And so I did what any girl would do. Composed myself, and called my mom. She assured me that all-black was no longer necessary, but that the outfit should be somber in its essence (as it turned out I needn’t  have worried at all, as people arrived in all sorts of clothes, amongst them sweat pants and hoodies!). Gone are the days, it would seem, where black, black or black was the only option.

I chose a fold-layer knee-length dress with abstract floral patterns of black, white, grey and splashes of red. Then it came time to choose the shoes. You would think that someone with as many pairs of shoes as I have, would own something appropriate to wear to a funeral. Nope. Not me. (Note to self: Go shopping!) But as I had no time to go to the nearest shoe store, I had to settle with the only shoes that matched the dress – black peep toe high heels. Normally I love these shoes – my Pre-Louboutins, as I like to think of them, and the way they showed off my cherry red toe-nail polish was perfect. For any other circumstance than a funeral, that is! I kept thinking, worrying, are cherry red toe revealing high heeled peep toe shoes appropriate?! Even though my mother repeatedly assured me that they were fine, I did feel a little ‘skaam’ walking into the church.

Skaam, and horribly shallow. How could I be so concerned with my dress and shoes and the colour of my toe-nail polish at a funeral? I told myself to suck it up and get over myself.

But then two things happened. The main speaker, while eulogizing Uncle Neil’s life, got to the part where he was, in his younger years, and long, long before I knew him, apparently famed to have always said of himself what a ‘snappy’ dresser he was – always making sure to be current and up to date with his wardrobe. That made me happy. A part of him I never even knew about, and here I am concerned about my attire being appropriate or not for his funeral. Suddenly, I felt that perhaps my moment in front of the wardrobe was a connection to him, a thread of the unspoken, a strange way of saying goodbye in a language he understood.

But then just as I was patting myself on the back for not being a calloused, materialistic philistine after all, I spotted the back of a man’s head sitting 2 rows in front of me. We’ll call him SL. Another ghost from my past – SL once told me in my teens that, and I quote, ‘A girl who wears jeans and boots is asking for ONE thing…’ Jeans and combat boots made up about 95% of my teen-age uniform, and at the time I had been highly confused at his criticisms as I was a late bloomer and certainly did not have that on my mind at all! It is a comment that has plagued me ever since, but I have come to adult terms with it, that it said a lot more about SL than it did about me (and without being too judgey or pointing fingers, maybe go read my sister’s take on the recent Blurred Lines debate and other posts on rape culture to put it all in perspective…)(OK a bit judgey).

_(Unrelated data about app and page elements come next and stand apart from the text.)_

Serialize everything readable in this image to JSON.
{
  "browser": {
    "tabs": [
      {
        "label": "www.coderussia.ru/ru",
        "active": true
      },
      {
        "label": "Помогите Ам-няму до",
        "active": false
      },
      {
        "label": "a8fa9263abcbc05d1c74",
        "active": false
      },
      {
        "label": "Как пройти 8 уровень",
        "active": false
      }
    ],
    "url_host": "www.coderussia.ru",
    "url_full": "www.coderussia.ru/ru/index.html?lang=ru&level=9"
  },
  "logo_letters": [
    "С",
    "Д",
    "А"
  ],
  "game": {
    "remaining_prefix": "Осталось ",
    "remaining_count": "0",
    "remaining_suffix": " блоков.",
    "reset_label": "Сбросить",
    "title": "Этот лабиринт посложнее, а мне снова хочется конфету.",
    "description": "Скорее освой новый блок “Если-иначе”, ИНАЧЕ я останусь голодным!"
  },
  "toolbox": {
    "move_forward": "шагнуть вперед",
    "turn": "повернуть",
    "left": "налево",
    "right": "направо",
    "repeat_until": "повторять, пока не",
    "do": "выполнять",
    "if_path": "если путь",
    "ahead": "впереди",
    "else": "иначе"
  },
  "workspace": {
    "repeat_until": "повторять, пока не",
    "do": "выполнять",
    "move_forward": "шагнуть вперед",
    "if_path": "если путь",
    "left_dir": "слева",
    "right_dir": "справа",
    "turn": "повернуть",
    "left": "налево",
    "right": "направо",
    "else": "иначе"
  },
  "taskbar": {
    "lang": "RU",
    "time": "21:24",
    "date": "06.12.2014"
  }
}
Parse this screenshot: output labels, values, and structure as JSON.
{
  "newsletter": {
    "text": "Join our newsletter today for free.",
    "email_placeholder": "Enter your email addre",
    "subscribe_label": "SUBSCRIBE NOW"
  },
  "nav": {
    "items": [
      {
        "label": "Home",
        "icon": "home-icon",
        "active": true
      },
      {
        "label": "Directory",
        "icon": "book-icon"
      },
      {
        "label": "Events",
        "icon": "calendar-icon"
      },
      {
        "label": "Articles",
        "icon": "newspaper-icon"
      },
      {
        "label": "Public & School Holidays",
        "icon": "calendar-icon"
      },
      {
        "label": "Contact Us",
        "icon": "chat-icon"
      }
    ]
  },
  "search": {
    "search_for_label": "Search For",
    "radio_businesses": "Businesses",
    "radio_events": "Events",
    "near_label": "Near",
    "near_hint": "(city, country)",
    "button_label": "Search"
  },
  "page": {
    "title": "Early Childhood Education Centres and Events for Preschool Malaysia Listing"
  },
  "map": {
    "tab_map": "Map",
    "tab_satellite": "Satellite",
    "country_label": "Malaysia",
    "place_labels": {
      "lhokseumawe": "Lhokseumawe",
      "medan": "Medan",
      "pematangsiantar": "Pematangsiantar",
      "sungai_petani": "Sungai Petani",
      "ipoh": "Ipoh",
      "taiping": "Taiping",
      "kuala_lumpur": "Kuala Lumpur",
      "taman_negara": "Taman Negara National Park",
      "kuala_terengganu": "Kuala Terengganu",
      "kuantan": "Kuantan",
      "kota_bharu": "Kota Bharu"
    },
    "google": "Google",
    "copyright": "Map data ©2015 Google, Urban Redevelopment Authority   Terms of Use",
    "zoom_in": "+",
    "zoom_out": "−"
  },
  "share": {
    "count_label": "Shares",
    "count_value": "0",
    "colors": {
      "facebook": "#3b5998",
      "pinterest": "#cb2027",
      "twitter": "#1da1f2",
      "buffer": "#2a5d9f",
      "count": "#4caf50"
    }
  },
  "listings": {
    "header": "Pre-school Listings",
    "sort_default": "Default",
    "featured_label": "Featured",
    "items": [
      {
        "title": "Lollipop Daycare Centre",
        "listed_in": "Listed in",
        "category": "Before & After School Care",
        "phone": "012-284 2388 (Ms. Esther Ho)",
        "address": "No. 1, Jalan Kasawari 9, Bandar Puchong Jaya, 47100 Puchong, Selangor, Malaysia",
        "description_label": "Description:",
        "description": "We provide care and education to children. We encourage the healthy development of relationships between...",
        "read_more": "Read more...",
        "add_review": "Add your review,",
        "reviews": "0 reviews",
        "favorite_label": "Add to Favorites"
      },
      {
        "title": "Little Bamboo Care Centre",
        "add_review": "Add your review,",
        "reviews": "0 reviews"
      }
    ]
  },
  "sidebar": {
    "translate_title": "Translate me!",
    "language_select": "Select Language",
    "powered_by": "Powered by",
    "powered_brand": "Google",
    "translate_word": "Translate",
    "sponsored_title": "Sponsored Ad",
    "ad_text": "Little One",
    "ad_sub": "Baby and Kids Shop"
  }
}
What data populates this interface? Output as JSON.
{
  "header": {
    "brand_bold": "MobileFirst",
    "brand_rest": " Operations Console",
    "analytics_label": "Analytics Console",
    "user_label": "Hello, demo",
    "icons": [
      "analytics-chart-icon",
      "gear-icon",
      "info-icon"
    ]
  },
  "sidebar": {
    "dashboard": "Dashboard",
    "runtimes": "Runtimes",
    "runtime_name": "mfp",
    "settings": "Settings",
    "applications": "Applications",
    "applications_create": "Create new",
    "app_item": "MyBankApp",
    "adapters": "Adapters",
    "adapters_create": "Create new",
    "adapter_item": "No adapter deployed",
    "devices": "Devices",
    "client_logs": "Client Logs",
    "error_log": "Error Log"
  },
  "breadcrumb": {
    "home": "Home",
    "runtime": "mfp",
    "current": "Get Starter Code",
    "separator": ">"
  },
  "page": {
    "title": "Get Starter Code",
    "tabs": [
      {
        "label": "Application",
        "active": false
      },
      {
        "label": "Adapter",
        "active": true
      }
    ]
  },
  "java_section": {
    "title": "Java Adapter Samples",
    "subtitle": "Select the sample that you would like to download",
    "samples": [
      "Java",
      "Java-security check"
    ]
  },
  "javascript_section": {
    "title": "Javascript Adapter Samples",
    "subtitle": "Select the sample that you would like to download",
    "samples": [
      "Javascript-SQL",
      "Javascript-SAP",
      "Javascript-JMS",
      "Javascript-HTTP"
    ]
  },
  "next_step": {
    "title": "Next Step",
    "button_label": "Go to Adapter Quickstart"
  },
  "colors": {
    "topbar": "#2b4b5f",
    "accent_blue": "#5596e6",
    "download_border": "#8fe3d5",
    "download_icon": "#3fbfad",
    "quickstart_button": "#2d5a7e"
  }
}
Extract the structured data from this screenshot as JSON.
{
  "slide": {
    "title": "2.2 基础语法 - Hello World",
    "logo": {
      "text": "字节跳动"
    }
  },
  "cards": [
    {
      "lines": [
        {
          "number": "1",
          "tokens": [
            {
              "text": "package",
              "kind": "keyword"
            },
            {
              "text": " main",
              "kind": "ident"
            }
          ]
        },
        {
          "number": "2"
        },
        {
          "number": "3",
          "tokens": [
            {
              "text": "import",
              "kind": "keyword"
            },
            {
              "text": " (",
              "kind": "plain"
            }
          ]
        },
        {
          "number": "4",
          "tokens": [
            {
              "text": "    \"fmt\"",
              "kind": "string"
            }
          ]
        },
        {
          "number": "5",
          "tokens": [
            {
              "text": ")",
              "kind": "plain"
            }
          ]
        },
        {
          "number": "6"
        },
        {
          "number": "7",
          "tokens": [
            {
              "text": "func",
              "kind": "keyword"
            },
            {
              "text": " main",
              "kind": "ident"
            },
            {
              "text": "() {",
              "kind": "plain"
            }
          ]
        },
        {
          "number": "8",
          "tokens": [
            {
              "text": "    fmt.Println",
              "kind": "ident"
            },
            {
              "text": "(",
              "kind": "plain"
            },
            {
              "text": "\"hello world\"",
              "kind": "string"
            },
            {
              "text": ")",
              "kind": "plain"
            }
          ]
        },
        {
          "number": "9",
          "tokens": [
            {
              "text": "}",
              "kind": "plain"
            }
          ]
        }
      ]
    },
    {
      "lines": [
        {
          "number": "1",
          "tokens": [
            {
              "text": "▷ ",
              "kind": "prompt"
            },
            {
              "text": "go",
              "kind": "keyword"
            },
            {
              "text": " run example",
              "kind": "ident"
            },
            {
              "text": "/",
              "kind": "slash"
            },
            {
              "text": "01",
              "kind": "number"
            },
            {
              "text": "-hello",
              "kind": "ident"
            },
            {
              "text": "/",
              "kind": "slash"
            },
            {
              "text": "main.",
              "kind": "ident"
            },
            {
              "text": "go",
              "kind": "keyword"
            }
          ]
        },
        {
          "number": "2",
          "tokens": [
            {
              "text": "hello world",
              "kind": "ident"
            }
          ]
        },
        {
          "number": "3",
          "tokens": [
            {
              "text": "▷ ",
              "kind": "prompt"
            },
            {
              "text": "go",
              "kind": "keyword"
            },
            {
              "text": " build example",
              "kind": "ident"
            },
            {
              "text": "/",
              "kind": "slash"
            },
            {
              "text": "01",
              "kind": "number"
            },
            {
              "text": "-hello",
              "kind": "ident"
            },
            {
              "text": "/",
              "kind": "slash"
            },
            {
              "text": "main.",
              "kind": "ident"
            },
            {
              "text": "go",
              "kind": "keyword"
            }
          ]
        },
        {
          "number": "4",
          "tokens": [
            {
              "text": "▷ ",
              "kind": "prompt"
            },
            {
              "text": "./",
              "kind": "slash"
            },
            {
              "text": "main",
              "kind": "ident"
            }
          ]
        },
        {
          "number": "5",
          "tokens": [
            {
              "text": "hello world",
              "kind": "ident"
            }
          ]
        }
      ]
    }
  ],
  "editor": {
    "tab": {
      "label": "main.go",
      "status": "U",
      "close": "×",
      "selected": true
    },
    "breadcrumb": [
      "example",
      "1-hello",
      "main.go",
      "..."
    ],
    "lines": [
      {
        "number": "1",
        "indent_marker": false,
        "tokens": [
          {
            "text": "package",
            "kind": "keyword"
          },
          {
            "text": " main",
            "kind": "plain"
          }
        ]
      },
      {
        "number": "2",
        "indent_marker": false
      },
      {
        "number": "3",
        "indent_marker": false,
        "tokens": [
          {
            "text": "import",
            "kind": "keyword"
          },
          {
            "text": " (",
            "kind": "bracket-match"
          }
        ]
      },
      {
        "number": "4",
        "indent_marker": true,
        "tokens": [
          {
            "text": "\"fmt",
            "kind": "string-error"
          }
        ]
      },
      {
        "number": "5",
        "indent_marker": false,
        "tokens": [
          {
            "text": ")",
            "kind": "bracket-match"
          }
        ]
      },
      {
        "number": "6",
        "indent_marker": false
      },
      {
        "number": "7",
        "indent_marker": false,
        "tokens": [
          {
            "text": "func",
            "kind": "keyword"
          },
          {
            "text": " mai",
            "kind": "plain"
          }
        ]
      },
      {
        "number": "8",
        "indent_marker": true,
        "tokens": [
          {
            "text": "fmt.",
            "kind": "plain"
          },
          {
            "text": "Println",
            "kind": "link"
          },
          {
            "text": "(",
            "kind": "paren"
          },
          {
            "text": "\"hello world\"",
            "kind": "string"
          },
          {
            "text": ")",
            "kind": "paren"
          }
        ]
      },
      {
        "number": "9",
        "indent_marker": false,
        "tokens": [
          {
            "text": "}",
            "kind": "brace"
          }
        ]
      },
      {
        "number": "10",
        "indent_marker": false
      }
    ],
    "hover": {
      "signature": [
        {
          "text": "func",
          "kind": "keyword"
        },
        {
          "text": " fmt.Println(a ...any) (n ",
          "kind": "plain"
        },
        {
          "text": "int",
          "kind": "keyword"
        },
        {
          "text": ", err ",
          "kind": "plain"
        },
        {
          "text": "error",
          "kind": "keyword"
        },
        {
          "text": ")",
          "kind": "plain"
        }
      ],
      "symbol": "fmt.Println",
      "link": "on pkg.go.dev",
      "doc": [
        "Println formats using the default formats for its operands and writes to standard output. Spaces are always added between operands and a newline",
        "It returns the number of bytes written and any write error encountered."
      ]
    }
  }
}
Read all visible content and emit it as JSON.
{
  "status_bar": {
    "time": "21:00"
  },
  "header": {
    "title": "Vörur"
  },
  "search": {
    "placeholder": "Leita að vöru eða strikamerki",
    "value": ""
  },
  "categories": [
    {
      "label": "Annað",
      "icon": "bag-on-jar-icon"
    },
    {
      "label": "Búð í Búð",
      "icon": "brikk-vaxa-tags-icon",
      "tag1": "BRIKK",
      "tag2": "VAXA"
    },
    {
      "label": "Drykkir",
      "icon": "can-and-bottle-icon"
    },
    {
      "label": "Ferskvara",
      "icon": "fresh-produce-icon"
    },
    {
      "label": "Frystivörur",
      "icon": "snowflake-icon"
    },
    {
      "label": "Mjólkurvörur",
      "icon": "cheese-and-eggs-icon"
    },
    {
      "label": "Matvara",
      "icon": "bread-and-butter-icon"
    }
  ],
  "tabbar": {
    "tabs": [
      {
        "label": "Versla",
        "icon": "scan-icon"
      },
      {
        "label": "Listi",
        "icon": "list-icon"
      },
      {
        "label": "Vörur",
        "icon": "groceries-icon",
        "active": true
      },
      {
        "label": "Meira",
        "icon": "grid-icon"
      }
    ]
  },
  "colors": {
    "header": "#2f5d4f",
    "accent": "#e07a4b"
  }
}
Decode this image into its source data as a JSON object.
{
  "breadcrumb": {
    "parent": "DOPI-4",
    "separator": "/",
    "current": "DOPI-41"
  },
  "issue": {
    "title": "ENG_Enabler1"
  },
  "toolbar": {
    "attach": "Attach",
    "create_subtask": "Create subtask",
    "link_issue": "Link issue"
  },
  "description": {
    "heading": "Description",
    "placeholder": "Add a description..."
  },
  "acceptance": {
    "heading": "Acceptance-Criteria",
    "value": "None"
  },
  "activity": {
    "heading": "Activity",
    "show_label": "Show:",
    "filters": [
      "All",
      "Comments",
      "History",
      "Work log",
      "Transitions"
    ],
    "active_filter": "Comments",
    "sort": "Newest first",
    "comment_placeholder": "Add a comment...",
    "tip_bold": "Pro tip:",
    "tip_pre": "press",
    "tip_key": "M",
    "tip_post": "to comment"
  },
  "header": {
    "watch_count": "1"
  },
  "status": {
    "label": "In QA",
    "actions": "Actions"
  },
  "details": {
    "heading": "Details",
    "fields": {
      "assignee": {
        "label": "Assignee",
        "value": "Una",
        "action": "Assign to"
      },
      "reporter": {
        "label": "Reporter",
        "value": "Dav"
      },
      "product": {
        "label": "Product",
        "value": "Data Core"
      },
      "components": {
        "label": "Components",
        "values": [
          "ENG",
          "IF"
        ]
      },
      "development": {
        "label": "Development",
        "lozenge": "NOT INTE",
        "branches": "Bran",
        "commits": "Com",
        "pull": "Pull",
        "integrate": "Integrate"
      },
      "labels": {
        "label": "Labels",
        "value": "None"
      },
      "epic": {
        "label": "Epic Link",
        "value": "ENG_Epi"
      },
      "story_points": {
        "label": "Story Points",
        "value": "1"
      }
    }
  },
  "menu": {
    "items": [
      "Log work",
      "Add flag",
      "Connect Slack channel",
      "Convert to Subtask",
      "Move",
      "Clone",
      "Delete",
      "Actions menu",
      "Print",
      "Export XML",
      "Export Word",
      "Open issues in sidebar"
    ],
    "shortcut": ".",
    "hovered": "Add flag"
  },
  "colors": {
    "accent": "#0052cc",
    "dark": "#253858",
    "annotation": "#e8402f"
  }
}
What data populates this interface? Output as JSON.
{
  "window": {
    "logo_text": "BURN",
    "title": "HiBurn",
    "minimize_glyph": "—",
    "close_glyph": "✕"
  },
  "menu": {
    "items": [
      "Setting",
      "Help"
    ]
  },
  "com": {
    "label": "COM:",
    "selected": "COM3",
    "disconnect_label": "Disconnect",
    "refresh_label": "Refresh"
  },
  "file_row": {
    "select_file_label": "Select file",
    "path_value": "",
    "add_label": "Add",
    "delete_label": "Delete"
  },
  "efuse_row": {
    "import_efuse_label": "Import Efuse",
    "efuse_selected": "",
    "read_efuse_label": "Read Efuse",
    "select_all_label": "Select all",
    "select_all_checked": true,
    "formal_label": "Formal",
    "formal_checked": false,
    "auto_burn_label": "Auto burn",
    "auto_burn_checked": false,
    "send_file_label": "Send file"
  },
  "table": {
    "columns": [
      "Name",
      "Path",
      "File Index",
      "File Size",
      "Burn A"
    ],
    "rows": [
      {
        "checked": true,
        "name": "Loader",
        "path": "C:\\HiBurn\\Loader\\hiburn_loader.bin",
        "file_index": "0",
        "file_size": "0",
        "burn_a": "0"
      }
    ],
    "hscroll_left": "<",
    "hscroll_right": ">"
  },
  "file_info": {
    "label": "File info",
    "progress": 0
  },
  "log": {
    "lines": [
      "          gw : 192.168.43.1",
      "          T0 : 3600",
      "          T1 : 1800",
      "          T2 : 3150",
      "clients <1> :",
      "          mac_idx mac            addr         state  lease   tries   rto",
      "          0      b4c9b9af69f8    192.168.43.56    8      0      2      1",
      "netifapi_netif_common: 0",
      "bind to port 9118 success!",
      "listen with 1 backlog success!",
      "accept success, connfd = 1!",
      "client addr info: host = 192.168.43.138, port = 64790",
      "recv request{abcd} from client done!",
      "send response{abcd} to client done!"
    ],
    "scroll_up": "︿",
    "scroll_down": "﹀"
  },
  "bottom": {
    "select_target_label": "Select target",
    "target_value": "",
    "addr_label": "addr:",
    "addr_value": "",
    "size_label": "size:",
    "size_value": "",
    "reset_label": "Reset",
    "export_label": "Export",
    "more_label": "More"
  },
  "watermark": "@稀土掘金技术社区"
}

So there I sat, in all my cherry-red-tipped-peep-toed glory, and I think Uncle Neil must have had a good giggle looking down from heaven as the proceedings came to an end, we sang the last hymn, and I made the quickest break out of there possible so as not to be seen by SL! I can just imagine what he would say had he seen my shoes (the word harlot comes to mind…).

Wardrobe bonds and potential catastrophe’s aside, I am so glad that I got to go to Uncle Neil’s final good bye. I learnt so much more about him, remembered everything I once knew about him and felt a stronger connection to him in my now no-longer-a-bratty-kid self, peep-toes and all. I only wish I had got to know him more when he was still here.

Good bye Uncle Neil. You have left your legacy in my memories, and in my writing – and for that I thank you. Say hello to Granny for me, and I hope you two have great fun discussing books in heaven!

Love, lust and fairy-star-dust
Cherry Blossom